Advancing science on sensitivity to cancer pain in Alzheimer’s patients

Monroe and his research partner Ronald Cowan, MD, PhD, professor of psychiatry and behavioral health at Vanderbilt University, will lead a multi-site five-year, $5 million NIH/NIA grant project to advance research focused on patients with Alzheimer’s disease and certain types of cancer and their sensitivity to pain. The study, “Pain Sensitivity and Unpleasantness in People with Alzheimer’s Disease and Cancer,” examines whether these patients are at greater risk of suffering from poorly-treated pain at the end of life.

Helping adults needing treatment in intensive-care units

The National Institutes of Health/National Heart, Lung and Blood Institute (NIH/NHLBI) awarded a three-year, $1.2 million grant to Michele Balas, PhD, RN , CCRN-K, FCCM, FAAN, associate professor in the College of Nursing. The study entitled “Determinants of Implementation Success Coordinating Ventilator, Early Ambulation and Rehabilitation Efforts in the ICU (DISCOVER-ICU)” includes collaborators Alai Tan, PhD, (Co-I) and Lorraine Mion, PhD, RN, FAAN, (Co-I) of The Ohio State University College of Nursing, plus collaborators from Vanderbilt University and the Society of Critical Care Medicine. This study advances research into evidence-based interventions – including what is known as the ABCDEF bundle – to improve clinical outcomes in ICU patients.

NIH/NIA also awarded a two-year, $312,000 grant to fund the study, “A Problem Solving Intervention for Post-ICU Cognitive Impairment in Older Adults.” The grant was awarded to Judith Tate, PhD, RN (PI), assistant professor in The Ohio State University College of Nursing. Co-investigators include Lorraine C. Mion, PhD, RN, FAAN, and Alai Tan, PhD, of the College of Nursing, and Jennifer Bogner, PhD, ABPP, FACRM, of the Department of Physical Medicine and Rehabilitation in the College of Medicine. This pilot study focuses on the risks of delirium to brain health in older patients treated in ICUs and tests the impact of a home-based intervention.

NIH-supported research also continues on multi-year grants already awarded to faculty working in the Martha S. Pitzer Center for Women, Children and Youth. That research includes:

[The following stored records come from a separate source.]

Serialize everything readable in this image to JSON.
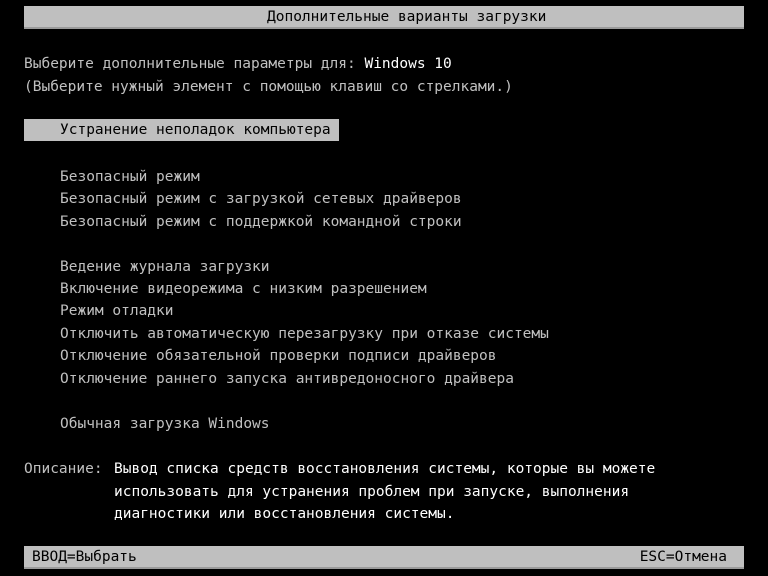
{
  "header": {
    "title": "Дополнительные варианты загрузки"
  },
  "prompt": {
    "line1_prefix": "Выберите дополнительные параметры для: ",
    "os_name": "Windows 10",
    "line2": "(Выберите нужный элемент с помощью клавиш со стрелками.)"
  },
  "menu": {
    "selected_index": 0,
    "items": [
      {
        "label": "Устранение неполадок компьютера"
      },
      {
        "label": "Безопасный режим"
      },
      {
        "label": "Безопасный режим с загрузкой сетевых драйверов"
      },
      {
        "label": "Безопасный режим с поддержкой командной строки"
      },
      {
        "label": "Ведение журнала загрузки"
      },
      {
        "label": "Включение видеорежима с низким разрешением"
      },
      {
        "label": "Режим отладки"
      },
      {
        "label": "Отключить автоматическую перезагрузку при отказе системы"
      },
      {
        "label": "Отключение обязательной проверки подписи драйверов"
      },
      {
        "label": "Отключение раннего запуска антивредоносного драйвера"
      },
      {
        "label": "Обычная загрузка Windows"
      }
    ]
  },
  "description": {
    "label": "Описание:",
    "lines": [
      "Вывод списка средств восстановления системы, которые вы можете",
      "использовать для устранения проблем при запуске, выполнения",
      "диагностики или восстановления системы."
    ]
  },
  "footer": {
    "enter_hint": "ВВОД=Выбрать",
    "esc_hint": "ESC=Отмена"
  },
  "colors": {
    "background": "#000000",
    "text": "#c0c0c0",
    "highlight_text": "#ffffff",
    "bar_background": "#bfbfbf",
    "bar_text": "#000000"
  }
}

  • Tondi Harrison, PhD, RN, FAAN: Examining responses to oral feeding in infants with both Down syndrome and congenital heart disease
  • Shannon Gillespie, PhD, RN: Testing a novel method of identifying women at risk for inflammatory preterm birth and how specific preventive interventions may offer benefit during pregnancy

The College of Nursing is currently hiring new faculty who are committed to transforming health and improving lives. You can find job openings in the college by clicking on this link.